WASHINGTON, Aug 16 (Reuters) - Many states, walloped by budget problems, have cut spending on financial management and put themselves at greater risk of fraud and theft while making it harder to bring in revenues, according a survey released on Tuesday.
About eight out of 10 state financial managers said that budget cuts “mean new kinds of risks for their governments’ financial and operations activities,” according to the Association of Government Accountants’ Annual CFO Survey.
They are having a harder time rooting out fraud, waste and abuse, the financial officers told the survey, which was conducted by Grant Thorton LLP’s Global Public Sector. They also do not have as many monitors in place to make sure employees do not abuse systems, such as charging the state for excessive or fraudulent travel.
The cuts might also catch states in a trap, causing them to lose more revenues. The survey of state government workers, state financial officers, and federal employees such as Inspectors General, found that states could end up losing federal funds “if they cannot comply with federal reporting and other requirements that accompany the money.”

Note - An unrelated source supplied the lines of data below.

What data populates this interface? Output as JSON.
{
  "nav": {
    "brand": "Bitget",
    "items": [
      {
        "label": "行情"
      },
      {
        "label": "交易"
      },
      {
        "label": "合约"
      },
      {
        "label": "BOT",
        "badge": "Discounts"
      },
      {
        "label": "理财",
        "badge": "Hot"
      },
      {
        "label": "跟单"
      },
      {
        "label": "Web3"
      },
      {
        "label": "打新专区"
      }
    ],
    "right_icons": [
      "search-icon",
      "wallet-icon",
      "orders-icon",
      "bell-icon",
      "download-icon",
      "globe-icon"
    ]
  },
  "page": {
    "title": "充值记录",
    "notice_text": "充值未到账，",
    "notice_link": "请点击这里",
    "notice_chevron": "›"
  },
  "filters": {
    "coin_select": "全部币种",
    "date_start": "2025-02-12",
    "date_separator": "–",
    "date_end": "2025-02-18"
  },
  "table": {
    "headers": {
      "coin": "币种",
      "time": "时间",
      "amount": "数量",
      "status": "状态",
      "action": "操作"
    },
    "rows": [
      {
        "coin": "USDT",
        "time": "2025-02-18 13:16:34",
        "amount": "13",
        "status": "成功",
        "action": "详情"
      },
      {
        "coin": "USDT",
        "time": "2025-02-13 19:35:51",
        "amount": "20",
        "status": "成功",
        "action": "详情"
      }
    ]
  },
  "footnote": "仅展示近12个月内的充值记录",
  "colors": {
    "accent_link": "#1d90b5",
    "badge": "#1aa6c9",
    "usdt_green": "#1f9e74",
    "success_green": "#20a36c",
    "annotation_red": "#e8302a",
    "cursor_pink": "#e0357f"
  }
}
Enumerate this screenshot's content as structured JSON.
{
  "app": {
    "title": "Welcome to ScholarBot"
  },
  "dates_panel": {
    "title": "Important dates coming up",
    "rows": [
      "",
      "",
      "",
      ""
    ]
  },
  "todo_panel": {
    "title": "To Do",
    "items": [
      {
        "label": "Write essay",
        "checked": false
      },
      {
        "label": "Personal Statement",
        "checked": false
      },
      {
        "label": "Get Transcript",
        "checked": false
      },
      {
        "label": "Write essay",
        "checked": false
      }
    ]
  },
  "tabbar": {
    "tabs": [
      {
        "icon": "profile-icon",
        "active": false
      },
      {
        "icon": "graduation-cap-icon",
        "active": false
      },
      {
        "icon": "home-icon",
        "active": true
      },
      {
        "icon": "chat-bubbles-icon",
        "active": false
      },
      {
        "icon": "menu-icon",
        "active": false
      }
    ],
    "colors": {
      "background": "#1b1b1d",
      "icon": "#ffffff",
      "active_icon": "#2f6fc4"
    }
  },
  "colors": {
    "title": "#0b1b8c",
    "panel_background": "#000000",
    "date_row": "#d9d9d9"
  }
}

They also said shoddy reporting could reduce their credit ratings resulting in higher borrowing costs. It may also inadvertently cause them to make inaccurate payments to vendors and to run afoul of the Securities Exchange Commission and the Internal Revenue Service’s regulations.
Even though the recession officially ended in 2009, many states have been caught in a slump and they are unlikely to see any federal help soon because of debt and deficit fights in Congress. Lately, states’ revenue collections have begun improving, but the increases are modest and revenue has yet to return to levels reached before the recession began in 2007.
All states, except for Vermont must end their fiscal year with balanced budgets. To make up for less revenue, many governments were forced to cut spending. The cuts are not likely to stop any time soon, worrying the officers charged with carrying out the states’ budgets.
“For them, doing more for less is virtually impossible, so they must instead do less for less,” the survey found.
That includes finding duplicative or unnecessary activities or automating work. The problem many face in implementing those solutions is that there is no money for the up-front costs.
The officers also believe debt management should be centralized within states, providing smaller borrowers with access to more technical expertise and shielding them from mistreatment by Wall Street. In the same light, they are pushing for making employee benefits less political and for better planning for future healthcare and pension payments.
Economic recovery, too, poses risks, the survey found.
“State governments will once again lose the competition to attract and retain qualified financial professionals, who instead will go to the private sector,” it found.
Reporting by Lisa Lambert; Editing by Andrew Hay